Its first advertising campaign—mainly consisting of social media and outdoor—emphasizes taste, in an attempt to influence people who might be considering reducing their meat intake.
Meatless Farm’s first U.S. distribution was at approximately 450 Whole Foods stores in August 2019. Thus the out-of-home ad placements—currently live in the New York City area—are in markets with high concentrations of Whole Foods locations.
Knowing that taste is one of the main hurdles in getting people to sample plant-based meat alternatives, Meatless Farm’s billboards pose the statement “Making a difference without tasting the difference.” The only nod to environmental, meat-related concerns is the notation “Made lovingly from plants.”
In between those messages is a subtle reference to competitors Beyond Meat and Impossible Foods: “Beyond the impossible!”
“It was important for us to have a clear message for our first big outdoor campaign,” Kasper Vesth, Meatless Farm’s general manager for North America, tells Marketing Daily.
In a paid partnership with the food website Twisted, this Meatless Farm video shows how to make crispy hash browns with sweet potatoes, a side dish for a Meatless burger.
The campaign by Deloitte:Isaac, with public relations support by Channel V Media, is based in part on research from Dynata showing that 56% of U.S. survey respondents between ages 18 and 65 are either “very likely” or “somewhat likely” to eat one meat-free meal each week in 2020.
“Only about 12% of those say it’s for environmental reasons, while 75% say it’s for personal health reasons,” says Vesth.
Nonetheless, Meatless Farm has teed up a number of initiatives to highlight the environmental benefits of doing without one red-meat meal per week—including a “meatless consumption calculator” on the company’s website.
Unlike some U.S. companies that brought plant-based alternatives to quick-serve restaurants before going retail, Meatless Farm is doing the opposite.
“We thought it made sense for us to do it like that. That said, food service is definitely on our radar, and we’re hiring people in those positions right now,” Vesth adds.

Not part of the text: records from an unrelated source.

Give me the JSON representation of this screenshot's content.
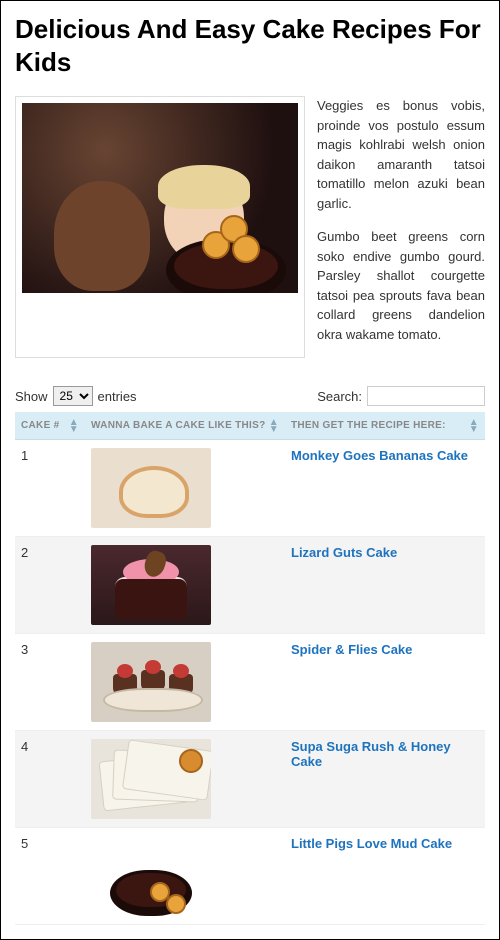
{
  "title": "Delicious And Easy Cake Recipes For Kids",
  "intro": {
    "p1": "Veggies es bonus vobis, proinde vos postulo essum magis kohlrabi welsh onion daikon amaranth tatsoi tomatillo melon azuki bean garlic.",
    "p2": "Gumbo beet greens corn soko endive gumbo gourd. Parsley shallot courgette tatsoi pea sprouts fava bean collard greens dandelion okra wakame tomato."
  },
  "controls": {
    "show_prefix": "Show",
    "show_suffix": "entries",
    "page_size": "25",
    "search_label": "Search:"
  },
  "columns": {
    "col1": "Cake #",
    "col2": "Wanna Bake A Cake Like This?",
    "col3": "Then Get The Recipe Here:"
  },
  "rows": [
    {
      "num": "1",
      "recipe": "Monkey Goes Bananas Cake",
      "thumb": "th1"
    },
    {
      "num": "2",
      "recipe": "Lizard Guts Cake",
      "thumb": "th2"
    },
    {
      "num": "3",
      "recipe": "Spider & Flies Cake",
      "thumb": "th3"
    },
    {
      "num": "4",
      "recipe": "Supa Suga Rush & Honey Cake",
      "thumb": "th4"
    },
    {
      "num": "5",
      "recipe": "Little Pigs Love Mud Cake",
      "thumb": "th5"
    }
  ]
}
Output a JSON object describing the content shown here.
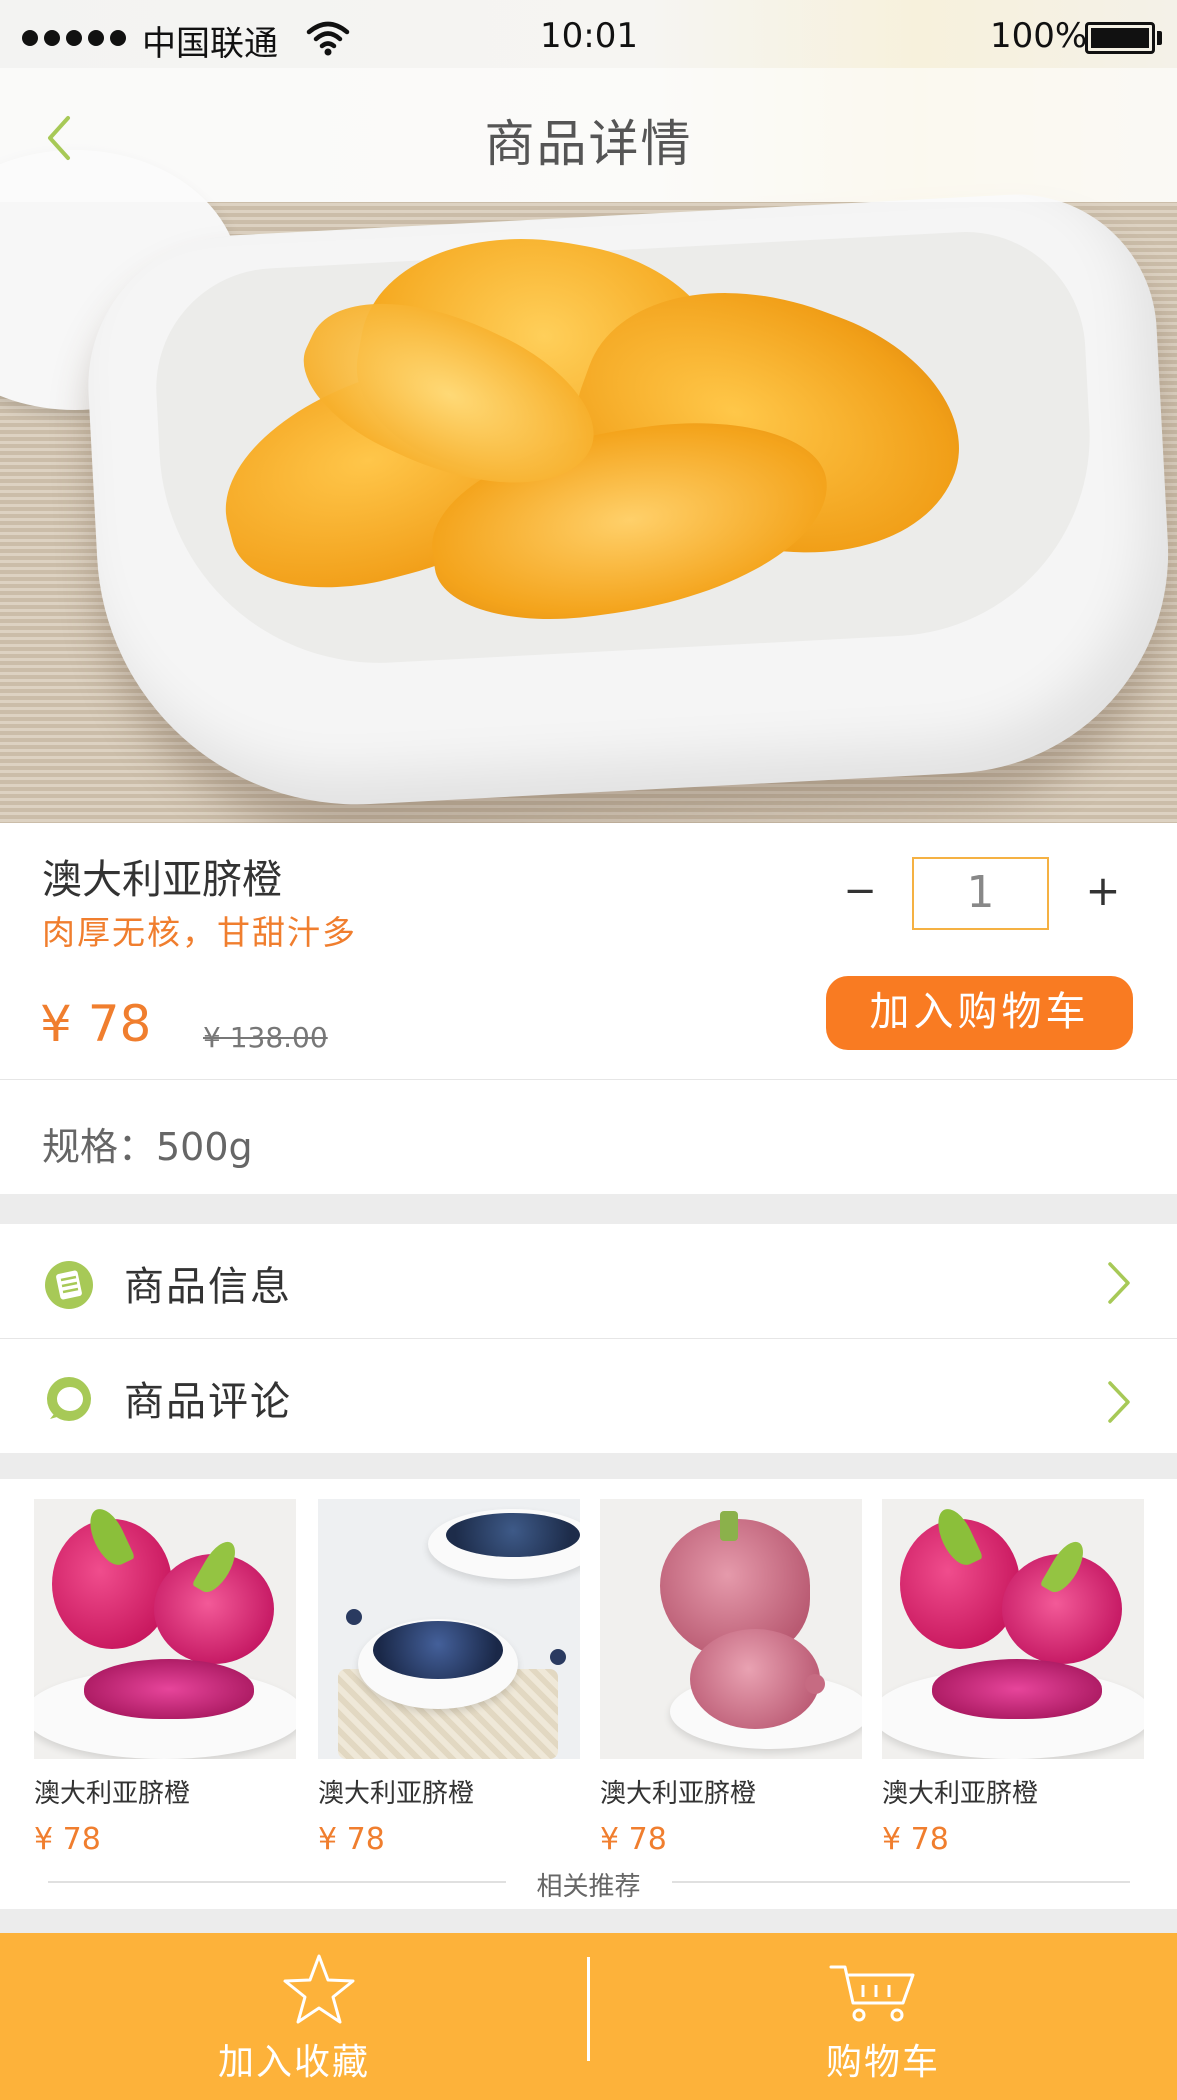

The company will be publicizing events at local restaurants that carry its products, beginning with Pomodoro Rosso in Manhattan.
Vesth acknowledges the ongoing political and verbal warfare between meat producers and suppliers of meat alternatives, but suggests Meatless Farm would like to avoid it all.
“For us, it’s all about being very honest about who we are. When people see our products in the supermarket, there’s no doubt this is not meat. All of our products are called meat-free. It’s not something I’m super worried about, to be honest.”
When research firm The Hartman Group surveyed 1,803 U.S. adults aged 18-73 last year, it identified “three interacting paths” to consumers’ changing their orientation to animal products. The paths were: switching red meat for white meat and/or fish, and buying only higher-quality products; reducing animal products (Meatless Mondays); and increasing vegetable portions while replacing meat and dairy with “plant-based analogues.”
In its upcoming study on the future of food, GlobalWebIndex asked U.S. and U.K internet users ages 16-64 their reasons for having a meat-free diet. No. 1 (45% of respondents) cited animal welfare concerns, followed by meat production’s impact on the environment (37%) and not perceiving meat as healthy (32%).